If there are truly no data at all for your fishery, then you can conduct a Productivity Susceptibility Analysis (Step 4) with your fishermen and local experts. It requires only fishermen's knowledge of the fish and their fishing techniques plus some life history parameters such as size at first maturity and maximum size. It's best to use local estimates of life history parameters, but if there are none you can use global estimates from www.fishbase.org. You can also omit some of these life history parameters from the analysis if you cannot find them anywhere. The PSA will result in a vulnerability score for each species analyzed: high scores indicate high vulnerability to overfishing. Moderate and low scores indicate moderate and low vulnerability. While it is not advisable to use PSA vulnerability scores for long-term fishery management, PSA vulnerability scores are a good way to get started with fishery management when no data are available. They are especially useful for prioritizing stocks for data collection and precautionary management (Step 6).

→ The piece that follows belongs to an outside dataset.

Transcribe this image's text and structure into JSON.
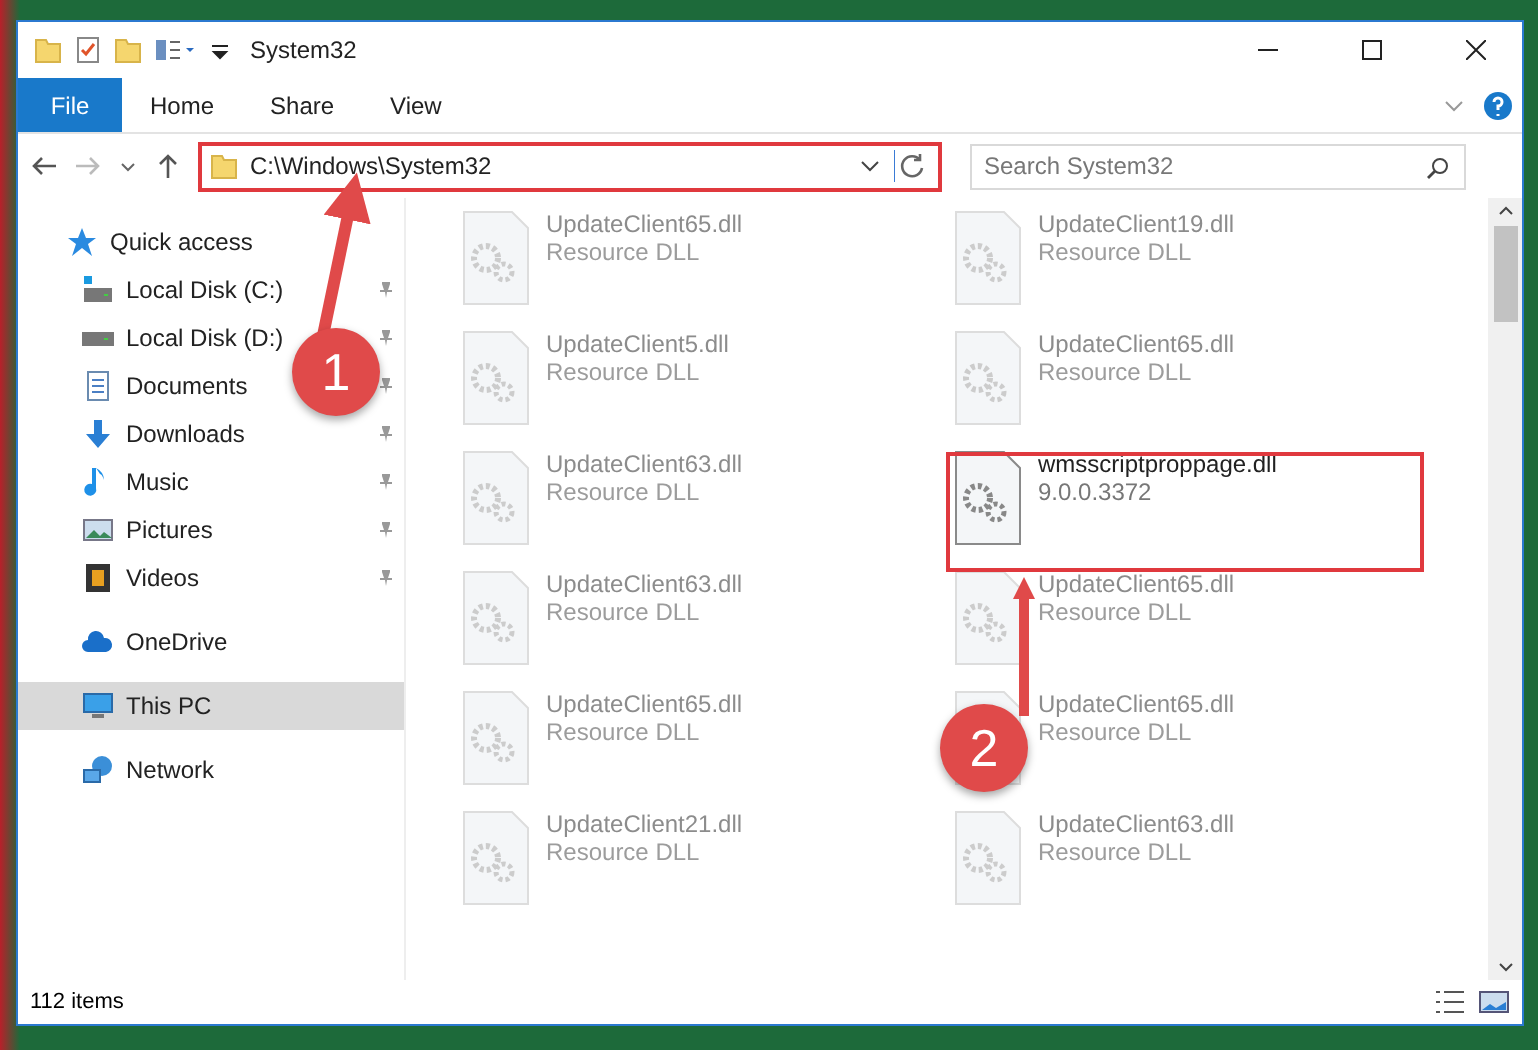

While it is possible to take precautionary actions without data, it will of course be necessary to collect data to carry out science-based adaptive management that will improve your fishery’s performance. The specific kinds of data you should collect will depend on your fishery’s goals and the indicators of those goals, because the data will be used to evaluate the indicators relative to goals. For example, if one of the fishery’s goals is to maintain sustainable levels of reproductive capacity, one indicator of that goal is egg production. If the target is 40% of the maximum potential egg production of the population, you would need to collect data on the length composition of the catch or population (relative abundance of fish of different sizes), size at maturity, and the number of eggs produced by each size class. Many data limited assessment methods require these kinds of data. Multiple years of data add precision and accuracy to assessments, but Just one year of length data can be sufficient to estimate length-based sustainability indicators, fishing mortality, spawning potential ratio, and in-season fluctuation of the catch that, when combined with targets and limits defined by managers/scientists/stakeholders, can be used to drive adaptive fisheries management (Steps 7 - 11). Many of these methods assume equilibrium conditions (i.e., factors that increase or decrease population abundance are in perfect balance) and constant recruitment. No fishery is ever in equilibrium or experiences constant recruitment because the factors that affect fish abundance and recruitment change over time. However, if changes in these factors (e.g., ocean productivity, predation rates, etc.) occur relatively slowly and assessments are made relatively frequently (e.g., annually), equilibrium methods can provide useful insights into stock status. Because climate change may accelerate changes in recruitment and other factors, we include a new method (Length-based Integrated Mixed Effects, or LIME) within FISHE (Step 9) developed by Merrill Rudd and James Thorson that can use only one year of length data to estimate spawning potential without equilibrium or constant recruitment assumptions. It can also use multiple years of length data, catch data, and abundance data to improve estimates.